Mr Oddie said he did not trust the Government when it said it had not promised an IEP beyond the first year of culling, and that the situation was still being assessed by scientists and experts.
He described the Government reaction as childish. He said: "The IEP criticised them last year, and they are saying: 'We don't want that again this year, do we?' They are a bunch of flipping schoolboys."
Mr Oddie said that, instead of shooting badgers, there should be "a well-organised vaccination programme, and a review of the movement of cattle as well".
Demonstrators came from all over the country, chanting loudly and waving banners outside the court, with some wearing badger costumes.
Angela Ashley, 47, from Taunton, West Somerset, a volunteer with the Somerset Badger Patrol, said outside the Royal Courts of Justice: "It is an unfair cull and scientifically not proven."
She said: "We want to see the cull stopped. This is meant to be happening for four years."
She stressed that the patrol was a peaceful group which wanted to work with Defra and farmers to see a "dreadful" disease eradicated without killing badgers.
Nigel Tolley, from Stourbridge, West Midlands, a member of the Badger Trust and part of the Badger Army, said: "The major aim of the case is to reinstate the independent expert panel.
"Last year, from the official reports from the panel a lot of badgers took over 10 minutes to die, which is completely unacceptable. It is completely inhumane.
"Badgers are dying in agony and taking forever to die."
Disabled Nick White, 65, from Barnstaple, North Devon, was also outside court to demonstrate against the cull - in May he took part in a 10-day walk from Gloucester to London as part of the ongoing campaign, travelling on his motorised scooter.
He said: "The best result would be for the court to come out in favour of the Badger Trust to put an end to this cruel cull. It is absolutely pointless. It is cruel and there is no scientific background."
Tina Hallett and her husband Jeffrey, both in their 60s and from Ilminster, Somerset, joined demonstrators who had come from as far apart as Yorkshire, Surrey and Essex as well as West Country areas directly affected by the cull.

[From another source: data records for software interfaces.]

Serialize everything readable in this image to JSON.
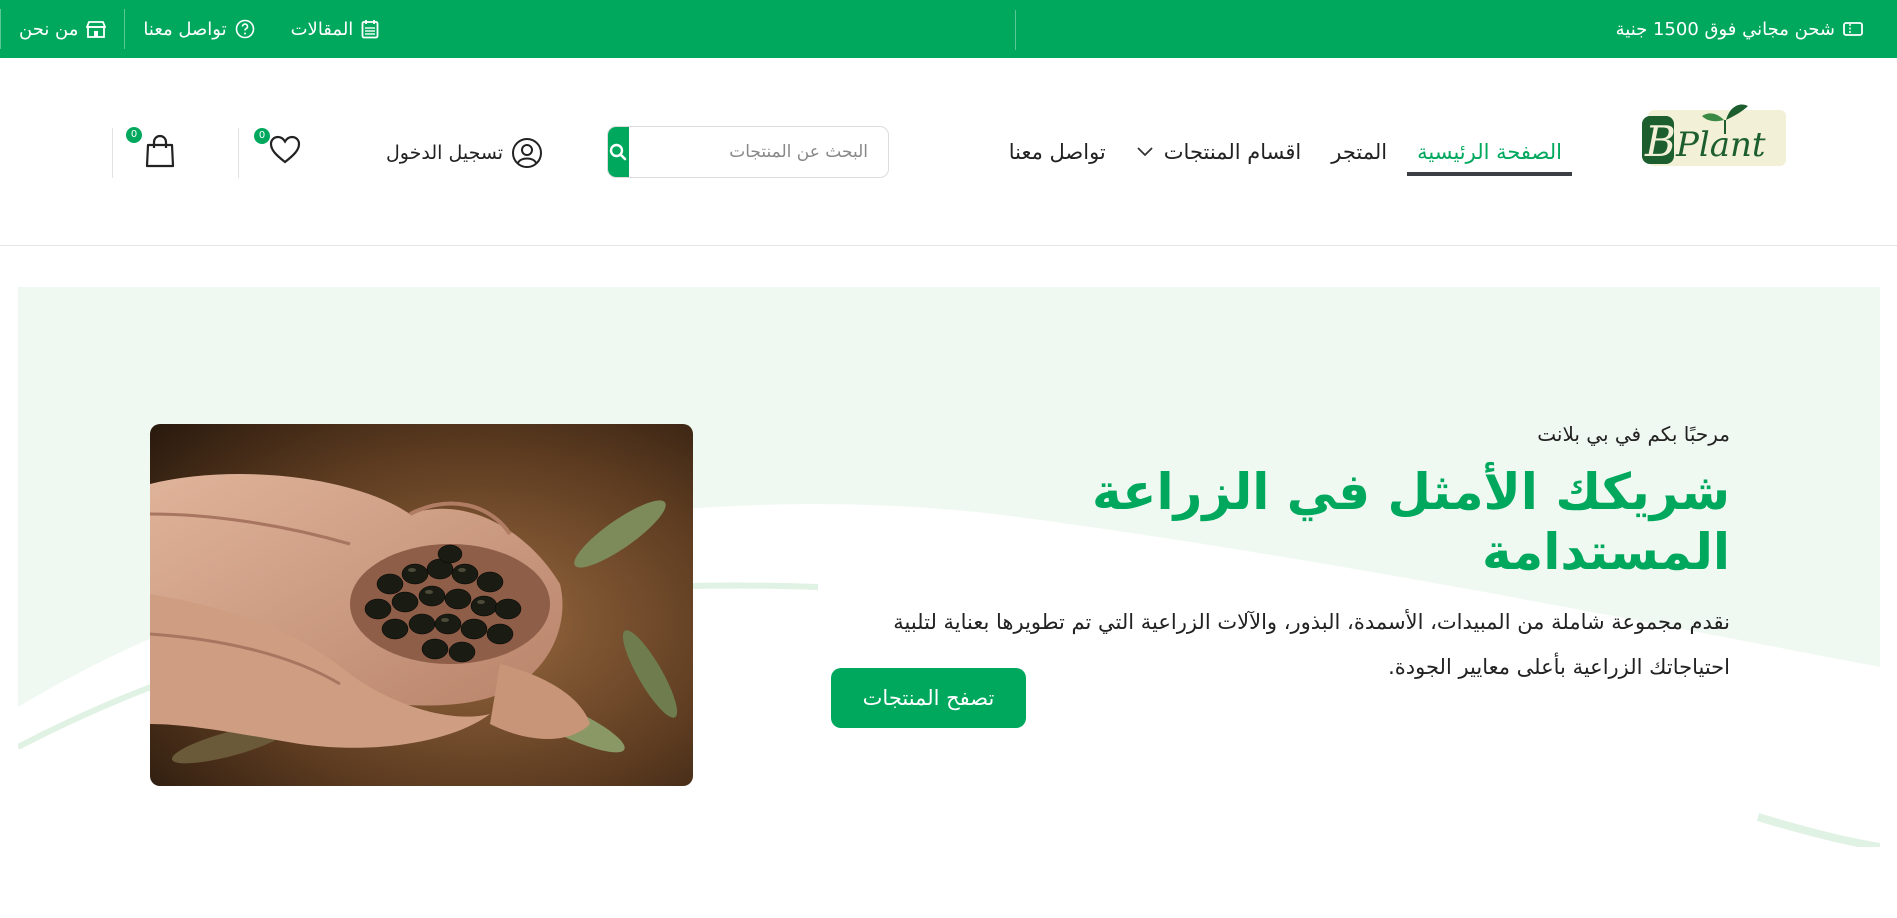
{
  "topbar": {
    "promo_text": "شحن مجاني فوق 1500 جنية",
    "promo_icon": "ticket-icon",
    "links": [
      {
        "label": "المقالات",
        "icon": "calendar-icon"
      },
      {
        "label": "تواصل معنا",
        "icon": "help-circle-icon"
      },
      {
        "label": "من نحن",
        "icon": "store-icon"
      }
    ]
  },
  "header": {
    "logo_text": "BPlant",
    "nav": [
      {
        "label": "الصفحة الرئيسية",
        "active": true
      },
      {
        "label": "المتجر",
        "active": false
      },
      {
        "label": "اقسام المنتجات",
        "active": false,
        "has_dropdown": true
      },
      {
        "label": "تواصل معنا",
        "active": false
      }
    ],
    "search": {
      "placeholder": "البحث عن المنتجات",
      "value": ""
    },
    "login_label": "تسجيل الدخول",
    "wishlist_count": "0",
    "cart_count": "0"
  },
  "hero": {
    "welcome": "مرحبًا بكم في بي بلانت",
    "headline": "شريكك الأمثل في الزراعة المستدامة",
    "description": "نقدم مجموعة شاملة من المبيدات، الأسمدة، البذور، والآلات الزراعية التي تم تطويرها بعناية لتلبية احتياجاتك الزراعية بأعلى معايير الجودة.",
    "cta_label": "تصفح المنتجات"
  },
  "colors": {
    "brand_green": "#00a85e",
    "hero_bg": "#f0f9f1",
    "active_underline": "#3b3e45"
  }
}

Mrs Hallett said: "Nobody is listening to anybody. The Government is just telling us lies, so we are standing up for the badgers."
Pamela Hyett, 65, from Coleford, Gloucestershire, said: "I am terribly opposed to the cull of badgers. I don't think they are responsible for spreading bovine TB.
"I think the responsibility is with the farmers and the lack of bio-security measures and control over cattle movements.
"Badgers are just being used as scapegoats as this Government tries to please the farmers because it is hoping they will vote for them at the next election and they will get in again.
"I was a Conservative voter, but I will not be again."
Alison Mills, who lives near Ringwood in the New Forest, said: "What is going on is wrong and it is unscientific and it is not doing farmers any favours.
"Culling will not do any good; if anything it will make TB worse."
Vanessa Boultwood, 60, from Guildford, Surrey, said: "People are travelling here from all over the country because they wish to demonstrate against this atrocity."
Blue Badger, which represents Conservatives against the cull, joined the demonstration.
Campaign founder Lorraine Platt said: " We support the scientific evidence against the badger cull which will not eradicate Tb in cattle.
"We want England to follow Wales' example which has seen dramatic drops in TB in cattle without badger culling. Wales vaccinates badgers and has annual cattle testing programmes."